* [PROBLEM REQUIREMENTS]: Please return every line in the entries below with the word "JSON" in it.

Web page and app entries
......
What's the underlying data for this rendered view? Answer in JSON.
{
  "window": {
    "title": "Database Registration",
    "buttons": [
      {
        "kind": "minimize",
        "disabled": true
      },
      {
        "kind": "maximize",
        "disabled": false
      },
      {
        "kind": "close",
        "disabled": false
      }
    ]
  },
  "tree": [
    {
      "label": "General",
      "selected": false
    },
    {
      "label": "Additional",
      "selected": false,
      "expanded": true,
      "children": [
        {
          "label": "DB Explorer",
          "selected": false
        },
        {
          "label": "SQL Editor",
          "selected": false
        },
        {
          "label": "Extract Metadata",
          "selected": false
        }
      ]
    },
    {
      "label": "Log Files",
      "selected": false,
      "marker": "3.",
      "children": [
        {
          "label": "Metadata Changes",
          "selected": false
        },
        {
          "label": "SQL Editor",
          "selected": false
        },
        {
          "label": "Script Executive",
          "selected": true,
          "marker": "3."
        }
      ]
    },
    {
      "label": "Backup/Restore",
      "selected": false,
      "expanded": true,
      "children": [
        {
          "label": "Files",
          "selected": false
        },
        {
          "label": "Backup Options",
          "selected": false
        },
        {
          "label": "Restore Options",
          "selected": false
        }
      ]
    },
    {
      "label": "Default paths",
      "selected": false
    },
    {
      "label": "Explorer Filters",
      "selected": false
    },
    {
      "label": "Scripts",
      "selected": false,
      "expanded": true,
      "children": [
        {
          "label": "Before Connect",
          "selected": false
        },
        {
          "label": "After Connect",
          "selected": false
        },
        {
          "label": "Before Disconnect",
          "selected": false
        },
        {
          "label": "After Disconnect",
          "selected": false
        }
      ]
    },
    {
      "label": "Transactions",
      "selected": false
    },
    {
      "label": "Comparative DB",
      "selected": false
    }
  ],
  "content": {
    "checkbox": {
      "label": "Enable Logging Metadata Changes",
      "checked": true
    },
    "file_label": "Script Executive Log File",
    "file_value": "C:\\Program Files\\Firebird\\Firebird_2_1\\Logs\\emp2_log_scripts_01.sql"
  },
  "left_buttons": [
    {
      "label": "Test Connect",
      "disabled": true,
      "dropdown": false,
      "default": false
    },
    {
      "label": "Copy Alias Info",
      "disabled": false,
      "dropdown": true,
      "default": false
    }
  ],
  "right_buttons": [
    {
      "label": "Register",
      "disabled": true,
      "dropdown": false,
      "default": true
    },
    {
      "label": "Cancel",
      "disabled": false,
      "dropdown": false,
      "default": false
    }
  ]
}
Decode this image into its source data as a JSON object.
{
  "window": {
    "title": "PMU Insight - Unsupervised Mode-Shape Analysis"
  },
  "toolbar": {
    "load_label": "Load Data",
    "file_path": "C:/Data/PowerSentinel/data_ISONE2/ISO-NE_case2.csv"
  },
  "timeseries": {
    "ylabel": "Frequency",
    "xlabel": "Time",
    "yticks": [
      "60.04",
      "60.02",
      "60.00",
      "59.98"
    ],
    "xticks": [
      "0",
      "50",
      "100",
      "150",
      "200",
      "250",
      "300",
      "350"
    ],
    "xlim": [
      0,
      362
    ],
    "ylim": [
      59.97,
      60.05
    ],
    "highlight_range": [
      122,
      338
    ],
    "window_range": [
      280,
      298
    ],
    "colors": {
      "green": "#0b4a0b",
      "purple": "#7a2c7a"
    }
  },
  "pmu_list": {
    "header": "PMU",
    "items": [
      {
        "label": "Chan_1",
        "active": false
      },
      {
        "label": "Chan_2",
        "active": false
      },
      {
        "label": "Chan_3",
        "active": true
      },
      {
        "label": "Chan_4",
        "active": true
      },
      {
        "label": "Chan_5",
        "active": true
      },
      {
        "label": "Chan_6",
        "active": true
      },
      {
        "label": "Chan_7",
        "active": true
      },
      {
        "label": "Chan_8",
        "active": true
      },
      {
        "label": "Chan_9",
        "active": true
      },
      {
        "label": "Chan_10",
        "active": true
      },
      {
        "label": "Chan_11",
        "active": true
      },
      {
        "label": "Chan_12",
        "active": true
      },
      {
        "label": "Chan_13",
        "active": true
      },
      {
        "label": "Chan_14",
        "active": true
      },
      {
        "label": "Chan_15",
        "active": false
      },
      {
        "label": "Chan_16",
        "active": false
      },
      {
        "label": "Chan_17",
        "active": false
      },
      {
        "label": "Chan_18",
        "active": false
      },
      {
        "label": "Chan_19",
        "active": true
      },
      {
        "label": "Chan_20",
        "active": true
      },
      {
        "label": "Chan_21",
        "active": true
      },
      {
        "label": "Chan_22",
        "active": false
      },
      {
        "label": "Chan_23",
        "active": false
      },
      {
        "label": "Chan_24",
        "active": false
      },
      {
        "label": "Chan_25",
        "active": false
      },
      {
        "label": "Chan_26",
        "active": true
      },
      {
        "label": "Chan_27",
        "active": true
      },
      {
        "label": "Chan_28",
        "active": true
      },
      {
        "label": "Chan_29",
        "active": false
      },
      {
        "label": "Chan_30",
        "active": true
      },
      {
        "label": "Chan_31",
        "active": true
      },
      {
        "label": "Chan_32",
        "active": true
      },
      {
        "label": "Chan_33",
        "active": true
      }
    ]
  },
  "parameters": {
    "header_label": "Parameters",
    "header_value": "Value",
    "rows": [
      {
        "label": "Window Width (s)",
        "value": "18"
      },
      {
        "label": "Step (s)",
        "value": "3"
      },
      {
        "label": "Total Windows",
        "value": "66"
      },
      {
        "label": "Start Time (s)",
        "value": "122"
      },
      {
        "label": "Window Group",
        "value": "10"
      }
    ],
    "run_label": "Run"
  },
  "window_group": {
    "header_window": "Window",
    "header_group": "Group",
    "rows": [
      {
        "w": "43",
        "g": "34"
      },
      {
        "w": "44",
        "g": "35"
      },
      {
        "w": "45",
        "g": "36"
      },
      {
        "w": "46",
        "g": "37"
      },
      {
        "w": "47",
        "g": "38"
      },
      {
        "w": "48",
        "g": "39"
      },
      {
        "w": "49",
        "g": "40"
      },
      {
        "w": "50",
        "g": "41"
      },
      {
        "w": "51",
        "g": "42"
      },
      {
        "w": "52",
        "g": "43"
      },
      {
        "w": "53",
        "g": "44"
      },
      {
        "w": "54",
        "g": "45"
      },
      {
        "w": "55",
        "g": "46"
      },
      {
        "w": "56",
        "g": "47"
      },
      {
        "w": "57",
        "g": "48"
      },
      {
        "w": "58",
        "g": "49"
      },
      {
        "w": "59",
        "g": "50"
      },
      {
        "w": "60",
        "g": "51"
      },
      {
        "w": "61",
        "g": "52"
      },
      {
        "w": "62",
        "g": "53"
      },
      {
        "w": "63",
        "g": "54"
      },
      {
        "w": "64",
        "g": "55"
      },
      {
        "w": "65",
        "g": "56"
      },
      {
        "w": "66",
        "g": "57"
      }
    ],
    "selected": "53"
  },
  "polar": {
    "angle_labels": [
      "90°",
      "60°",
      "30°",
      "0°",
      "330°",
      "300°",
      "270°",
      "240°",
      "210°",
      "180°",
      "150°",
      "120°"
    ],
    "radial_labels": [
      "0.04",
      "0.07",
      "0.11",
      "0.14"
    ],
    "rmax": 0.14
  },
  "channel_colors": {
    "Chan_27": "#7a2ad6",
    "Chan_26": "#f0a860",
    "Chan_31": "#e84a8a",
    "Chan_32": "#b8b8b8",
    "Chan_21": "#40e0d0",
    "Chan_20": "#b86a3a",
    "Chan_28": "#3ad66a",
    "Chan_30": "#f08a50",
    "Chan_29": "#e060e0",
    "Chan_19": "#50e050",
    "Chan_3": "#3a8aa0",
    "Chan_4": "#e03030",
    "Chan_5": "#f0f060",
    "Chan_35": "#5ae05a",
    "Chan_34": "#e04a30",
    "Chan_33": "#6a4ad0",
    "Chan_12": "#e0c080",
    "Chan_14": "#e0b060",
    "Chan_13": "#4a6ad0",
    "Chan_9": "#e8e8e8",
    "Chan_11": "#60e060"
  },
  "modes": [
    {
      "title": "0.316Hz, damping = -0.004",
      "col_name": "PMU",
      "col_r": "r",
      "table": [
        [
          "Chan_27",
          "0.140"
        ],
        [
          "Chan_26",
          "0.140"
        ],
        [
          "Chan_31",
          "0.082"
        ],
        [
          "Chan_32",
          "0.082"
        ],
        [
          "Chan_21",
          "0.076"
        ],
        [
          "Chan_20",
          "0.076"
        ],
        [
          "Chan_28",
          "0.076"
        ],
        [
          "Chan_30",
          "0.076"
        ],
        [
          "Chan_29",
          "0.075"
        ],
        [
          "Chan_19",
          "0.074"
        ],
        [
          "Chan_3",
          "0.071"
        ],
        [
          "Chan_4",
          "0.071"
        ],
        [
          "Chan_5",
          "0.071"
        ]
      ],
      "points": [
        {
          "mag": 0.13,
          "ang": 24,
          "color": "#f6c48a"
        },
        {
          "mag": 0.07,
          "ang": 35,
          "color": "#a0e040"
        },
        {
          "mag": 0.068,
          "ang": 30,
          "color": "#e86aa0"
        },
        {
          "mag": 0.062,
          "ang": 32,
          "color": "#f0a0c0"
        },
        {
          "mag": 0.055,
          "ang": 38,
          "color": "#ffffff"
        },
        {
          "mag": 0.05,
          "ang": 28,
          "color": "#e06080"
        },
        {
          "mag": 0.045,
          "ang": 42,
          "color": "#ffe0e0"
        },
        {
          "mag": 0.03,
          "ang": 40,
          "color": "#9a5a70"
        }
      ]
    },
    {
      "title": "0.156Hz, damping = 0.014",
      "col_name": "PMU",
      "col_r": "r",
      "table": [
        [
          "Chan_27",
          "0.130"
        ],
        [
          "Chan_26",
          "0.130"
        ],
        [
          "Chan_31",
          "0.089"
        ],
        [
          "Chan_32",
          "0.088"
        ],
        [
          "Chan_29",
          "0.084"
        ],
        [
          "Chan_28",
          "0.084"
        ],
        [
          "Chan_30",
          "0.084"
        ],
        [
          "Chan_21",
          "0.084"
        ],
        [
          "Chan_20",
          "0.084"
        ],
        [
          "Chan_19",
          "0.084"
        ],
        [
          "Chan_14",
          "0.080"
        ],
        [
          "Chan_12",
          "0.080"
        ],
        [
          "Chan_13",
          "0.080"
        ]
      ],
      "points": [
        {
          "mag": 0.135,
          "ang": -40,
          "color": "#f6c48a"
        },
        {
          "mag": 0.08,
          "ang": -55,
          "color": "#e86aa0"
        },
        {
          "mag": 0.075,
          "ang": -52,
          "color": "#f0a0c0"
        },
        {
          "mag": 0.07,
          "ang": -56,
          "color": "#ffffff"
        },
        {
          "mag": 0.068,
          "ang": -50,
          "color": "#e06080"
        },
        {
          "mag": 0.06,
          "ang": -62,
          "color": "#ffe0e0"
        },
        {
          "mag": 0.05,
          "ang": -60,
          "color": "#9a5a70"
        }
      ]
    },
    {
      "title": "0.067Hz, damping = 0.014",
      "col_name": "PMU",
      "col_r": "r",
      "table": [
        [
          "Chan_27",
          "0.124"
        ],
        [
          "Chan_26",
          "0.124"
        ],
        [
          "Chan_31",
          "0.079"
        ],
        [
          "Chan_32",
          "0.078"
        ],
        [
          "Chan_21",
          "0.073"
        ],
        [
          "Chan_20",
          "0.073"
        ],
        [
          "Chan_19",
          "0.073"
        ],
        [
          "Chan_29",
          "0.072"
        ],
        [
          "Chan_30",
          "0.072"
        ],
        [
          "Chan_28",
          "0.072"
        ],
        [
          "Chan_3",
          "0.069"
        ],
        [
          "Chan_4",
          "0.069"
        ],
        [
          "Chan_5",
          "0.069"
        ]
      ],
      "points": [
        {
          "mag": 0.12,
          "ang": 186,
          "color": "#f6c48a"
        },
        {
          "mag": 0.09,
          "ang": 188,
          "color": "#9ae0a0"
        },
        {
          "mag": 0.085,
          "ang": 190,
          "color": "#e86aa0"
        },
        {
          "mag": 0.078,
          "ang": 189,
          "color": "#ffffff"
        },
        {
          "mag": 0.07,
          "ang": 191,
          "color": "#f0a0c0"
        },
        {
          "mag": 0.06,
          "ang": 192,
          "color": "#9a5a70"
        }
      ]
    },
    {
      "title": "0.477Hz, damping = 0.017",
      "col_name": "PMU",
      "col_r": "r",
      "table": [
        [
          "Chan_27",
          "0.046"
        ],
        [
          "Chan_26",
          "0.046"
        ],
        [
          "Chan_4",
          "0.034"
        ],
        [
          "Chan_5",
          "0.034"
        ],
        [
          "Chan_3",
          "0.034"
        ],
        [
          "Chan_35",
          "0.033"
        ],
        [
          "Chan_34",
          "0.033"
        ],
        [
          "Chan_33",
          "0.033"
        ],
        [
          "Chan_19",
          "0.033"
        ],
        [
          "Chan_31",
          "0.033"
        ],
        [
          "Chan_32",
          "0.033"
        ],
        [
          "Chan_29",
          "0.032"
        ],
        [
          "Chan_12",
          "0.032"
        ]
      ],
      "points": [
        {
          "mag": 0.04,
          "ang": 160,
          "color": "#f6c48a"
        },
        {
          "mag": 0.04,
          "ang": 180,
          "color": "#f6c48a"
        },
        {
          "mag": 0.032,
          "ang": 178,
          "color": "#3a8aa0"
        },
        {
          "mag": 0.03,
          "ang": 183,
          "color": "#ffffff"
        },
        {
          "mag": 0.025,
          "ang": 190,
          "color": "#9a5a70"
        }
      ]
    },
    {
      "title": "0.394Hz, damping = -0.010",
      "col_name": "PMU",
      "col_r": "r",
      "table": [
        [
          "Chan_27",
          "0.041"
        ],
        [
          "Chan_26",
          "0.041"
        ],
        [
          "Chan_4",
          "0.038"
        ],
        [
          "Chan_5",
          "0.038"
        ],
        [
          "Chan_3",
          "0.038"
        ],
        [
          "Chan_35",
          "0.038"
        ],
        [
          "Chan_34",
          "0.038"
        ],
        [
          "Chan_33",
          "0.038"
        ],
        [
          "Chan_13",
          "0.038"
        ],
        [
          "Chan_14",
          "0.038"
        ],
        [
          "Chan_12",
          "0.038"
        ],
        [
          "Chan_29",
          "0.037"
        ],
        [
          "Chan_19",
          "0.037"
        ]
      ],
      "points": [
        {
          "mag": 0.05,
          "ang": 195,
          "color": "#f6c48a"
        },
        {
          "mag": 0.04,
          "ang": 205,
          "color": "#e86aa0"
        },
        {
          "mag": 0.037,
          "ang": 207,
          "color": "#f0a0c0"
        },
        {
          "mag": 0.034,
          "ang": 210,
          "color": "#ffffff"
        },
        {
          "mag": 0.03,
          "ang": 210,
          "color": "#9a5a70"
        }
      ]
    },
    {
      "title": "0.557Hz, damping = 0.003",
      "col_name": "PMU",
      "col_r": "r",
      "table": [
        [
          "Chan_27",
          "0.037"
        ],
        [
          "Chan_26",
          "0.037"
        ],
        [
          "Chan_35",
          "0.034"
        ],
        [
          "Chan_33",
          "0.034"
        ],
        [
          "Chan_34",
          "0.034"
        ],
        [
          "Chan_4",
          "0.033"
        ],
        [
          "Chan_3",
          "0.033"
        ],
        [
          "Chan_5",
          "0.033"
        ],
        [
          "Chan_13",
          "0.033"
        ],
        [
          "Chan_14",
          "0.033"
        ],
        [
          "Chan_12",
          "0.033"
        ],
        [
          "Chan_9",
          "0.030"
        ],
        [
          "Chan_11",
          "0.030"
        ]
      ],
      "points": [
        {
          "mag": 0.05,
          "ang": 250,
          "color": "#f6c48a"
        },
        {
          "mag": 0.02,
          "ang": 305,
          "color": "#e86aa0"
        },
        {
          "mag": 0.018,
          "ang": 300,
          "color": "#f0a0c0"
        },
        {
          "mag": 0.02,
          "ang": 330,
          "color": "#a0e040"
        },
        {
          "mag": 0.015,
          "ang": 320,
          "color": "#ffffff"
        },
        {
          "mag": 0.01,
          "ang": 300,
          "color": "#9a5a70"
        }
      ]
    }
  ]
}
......
* [EXPECTED OUTPUT]:
What's the underlying data for this rendered view? Answer in JSON.
Decode this image into its source data as a JSON object.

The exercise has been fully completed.